"A lot of good, smart people with good intentions in the state and county are working really hard to fix these problems," said Katie Murphy, managing attorney at Neighborhood Legal Services of Los Angeles County, which has a grant from the state to provide legal assistance to patients with Obamacare enrollment cases. "But until they do, people will fall through the cracks."
A state spokesman told the paper that "the volume of Medi-Cal applications, combined with challenges of new computer systems, hampered the state's ability to complete eligibility reviews in a timely and accurate manner."
Matt Salo, executive director of the National Association of Medicaid Directors, said many of the problems relate to the way HealthCare.gov transfers information to states about consumers who appear to qualify for Medicaid based on their incomes. But there are state-specific issues, as well.
"It's been the number one issue of concern for our members for the past nine months or so," he said in an email. "The problems are getting fixed, but what worries people is that we're only a few months away from NEXT year's open enrollment, so we have to hurry."
While Star Sports has accused the MSO of violating TRAI regulations by not informing customers in advance before offering its channels on a-la-carte basis, Hathway says it followed all the rules and regulations
A full blown war of words is out between Star Sports and Raheja group-owned multi-system operator (MSO) Hathway. According to Star Sports, the MSO removed signals of sports channels from Hathway packages and offering customers more expensive pick and choose option. Star Sports, in fact even advised its viewers to shift to direct to home (DTH) if they are unable to see its sports channels. The campaign hit a peak during the just concluded T20 World Cup.
"We are of the opinion that they have violated the quality of service regulation framed by Telecom Regulatory Authority of India (TRAI). Especially for Delhi and Mumbai, Hathway failed to inform consumers about change in composition of packs, when they were bound to inform consumer through running of scrolls on its screen and publish a prior notice in leading newspapers," a Star Sports spokesperson said.
While Star Sports accused the MSO of violating TRAI regulations by not informing customers in advance before offering its channels on a-la-carte basis, Hathway hit back by saying it has followed all the rules and regulations of the regulator.
Denying the allegation, Hathway managing director and chief executive Jagdish Kumar G Pillai said, "We have followed all rules and regulations of TRAI...We have removed Star Sports from our existing packages and giving options to consumers to choose a channel or a package."
The dispute started after Hathway, a leading MSO with over 11 million subscription base in 140 cities removed Star Sports bouquet of four channels from its regular package and asked its viewers to pay a-la-carte to subscribe.

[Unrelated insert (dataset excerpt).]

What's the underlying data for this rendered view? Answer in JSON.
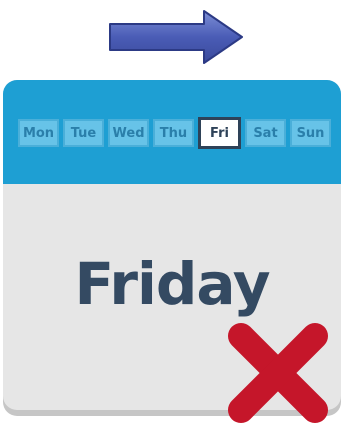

When asked the reason for putting Star Sports channels on a-la cart basis, Pillai said: "We have been paying them on a fixed pay basis, which worked out to be a very unreasonable amount on a 'per subscriber' basis".
However the Star Sports spokesperson said: "We were in the midst of negotiations and wanted to understand Hathway's future plans but they unilaterally went ahead and changed the composition of packs".
Star Sports and Hathway had entered into a fixed fee deal to add the broadcaster's channels in a package without any linkage to the subscription base.
According to Star, the parties had signed two separate agreements. While the first contract expired on October 31, 2013 catered to Delhi and Mumbai markets, the second contract expired in March 31, 2014 was for the places where digital addressable system (DAS) were notified by the government in the phase II of the digitalisation and Kolkata region.